The gathering of my images on the windows of these institutions is essential to their meaning. The views and reflections on the glass that the vinyl images are superimposed on, how those relationships morph as a viewer walks by, the light shifting according to weather and time of day, the framing and echoing of objects on display nearby, and the interaction with the architectural context all become part of the content of the work. By calling attention to museum display as a picture plane through which we view the panorama of our histories, I’m proposing the museum as a fictive space built on coincidence and personal narrative, the chance layering of objects and representations subject to the reflections and curiosities of viewers as well as the obsessions of our current predicaments. That could only happen on the windows.
To design my installation I’ve taken objects from different societies with fundamentally different assumptions about what it means to be human and put them in dialogue with each other. I suggest identities radically different from what they appear to be while on display in the collections, but those new identities are themselves unstable. Following their metamorphoses is essential to the humor in the piece and part of its content, a reminder that the whole installation is about flexible identities and meanings. And, at a cosmological level, it’s a nod to the fact that everything we know, including ourselves, is constituted by the same cosmic dust that originated at the singular moment that our universe formed, and has been in a continual state of dissolution and reconstitution ever since. At least, that’s the story that makes sense to me.
Describe for us how the narrative evolves as the viewer moves around the windows of the UMMA Commons. How are the installations at UMMA and the Kelsey in conversation?
The installations at UMMA and the Kelsey are intended as a single continuously unfolding narrative that includes the gap between the two buildings. I think of the narrative beginning in the south UMMA windows facing the courtyard, where patterns establish a vibrating hum—background radiation emanating from the singular moment of cosmic origin. On the adjacent door, a teeming human presence picks up transmissions that viewers can follow around to the north face of the building and onward to the front entrance of the Kelsey on Maynard Street. Hands sail a harp on a great voyage across the cosmic ocean in the south windows. Weeping hands hover high in the glass corner of the Commons above a pool of tears. Around that corner calamity awaits. A trail of refugees begins here, fleeing the cataclysm, migrating toward a chromatically more various geography above, mirror image of the doomed place they’ve left behind. A witness tree stands sentinel beside them. Its roots spread upward into the archaeological layers protruding down from the mass of the museum building above. Beyond the tree, a new architectural folly is being assembled around a structural pillar of the museum.
My design for the north facing windows at UMMA describes a procession of figures from the Kelsey, exiles returning home across State Street with souvenirs pillaged from the UMMA collections, items in short supply in the lands of the antique where they come from. Transmission towers broadcast indecipherable dispatches from one side of the divide to the other. I want that gap to speak to us. About distance, movement, migration--sagas of trade, conquest, appropriation, and plunder. Hands changing hands, shaping histories we tell ourselves in order to somehow comprehend it all.

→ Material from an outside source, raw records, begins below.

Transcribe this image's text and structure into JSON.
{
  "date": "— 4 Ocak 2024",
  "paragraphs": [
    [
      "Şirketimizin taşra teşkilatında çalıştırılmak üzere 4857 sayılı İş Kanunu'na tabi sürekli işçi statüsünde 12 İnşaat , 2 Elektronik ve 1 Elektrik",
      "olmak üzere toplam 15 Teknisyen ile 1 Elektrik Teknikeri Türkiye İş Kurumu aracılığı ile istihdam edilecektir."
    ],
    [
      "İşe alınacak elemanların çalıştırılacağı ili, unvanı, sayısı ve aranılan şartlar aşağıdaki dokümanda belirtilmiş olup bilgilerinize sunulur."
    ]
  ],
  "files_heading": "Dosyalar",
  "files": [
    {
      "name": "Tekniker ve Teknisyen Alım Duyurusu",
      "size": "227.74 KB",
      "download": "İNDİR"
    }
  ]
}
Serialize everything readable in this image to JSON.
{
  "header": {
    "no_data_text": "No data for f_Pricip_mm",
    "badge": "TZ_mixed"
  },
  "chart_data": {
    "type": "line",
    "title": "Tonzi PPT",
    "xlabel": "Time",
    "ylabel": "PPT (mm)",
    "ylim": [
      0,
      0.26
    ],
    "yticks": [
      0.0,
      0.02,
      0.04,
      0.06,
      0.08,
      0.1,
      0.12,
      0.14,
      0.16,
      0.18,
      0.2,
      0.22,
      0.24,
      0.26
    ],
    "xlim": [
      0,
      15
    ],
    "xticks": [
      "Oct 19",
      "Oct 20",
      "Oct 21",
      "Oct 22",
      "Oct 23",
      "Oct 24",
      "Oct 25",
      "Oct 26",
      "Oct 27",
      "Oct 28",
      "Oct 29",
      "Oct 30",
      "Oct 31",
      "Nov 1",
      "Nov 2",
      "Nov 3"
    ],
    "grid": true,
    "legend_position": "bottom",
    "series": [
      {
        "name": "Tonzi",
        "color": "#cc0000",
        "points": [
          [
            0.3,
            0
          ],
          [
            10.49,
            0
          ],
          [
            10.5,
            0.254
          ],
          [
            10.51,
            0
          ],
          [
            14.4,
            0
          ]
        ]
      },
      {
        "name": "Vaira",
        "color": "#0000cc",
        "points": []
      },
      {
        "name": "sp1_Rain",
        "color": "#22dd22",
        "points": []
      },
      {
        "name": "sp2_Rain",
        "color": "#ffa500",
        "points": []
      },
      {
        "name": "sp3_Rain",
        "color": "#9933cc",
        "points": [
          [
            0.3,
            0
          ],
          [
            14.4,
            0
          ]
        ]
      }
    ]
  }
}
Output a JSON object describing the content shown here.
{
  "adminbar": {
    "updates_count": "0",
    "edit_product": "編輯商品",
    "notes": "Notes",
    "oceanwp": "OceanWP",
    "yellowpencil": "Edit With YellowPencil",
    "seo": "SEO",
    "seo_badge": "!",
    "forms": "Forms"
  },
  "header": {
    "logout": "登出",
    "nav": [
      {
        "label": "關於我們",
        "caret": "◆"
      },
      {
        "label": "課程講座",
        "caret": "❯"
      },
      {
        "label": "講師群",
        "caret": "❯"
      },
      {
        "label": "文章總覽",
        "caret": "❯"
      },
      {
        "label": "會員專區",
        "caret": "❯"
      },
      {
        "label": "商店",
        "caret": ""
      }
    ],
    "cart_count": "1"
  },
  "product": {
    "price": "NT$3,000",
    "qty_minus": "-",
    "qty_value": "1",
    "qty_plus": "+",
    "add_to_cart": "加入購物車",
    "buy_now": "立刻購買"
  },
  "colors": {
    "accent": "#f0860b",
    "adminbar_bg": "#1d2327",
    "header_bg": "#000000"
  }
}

Cosmogonic Tattoos is on view April 22 through December 3, 2017 in the UMMA Commons.
Lead support for Cosmogonic Tattoos is provided by the University of Michigan Office of the Provost. Additional support for the artist's project is provided by the University of Michigan Bicentennial Office and the Penny W. Stamps School of Art & Design.
Upcoming Exhibition Programs
Outside In: A Walking Tour with Curator of Cosmogonic Tattoos, Jim Cogswell
Friday, June 9 – 5:30-6:30 p.m., UMMA Commons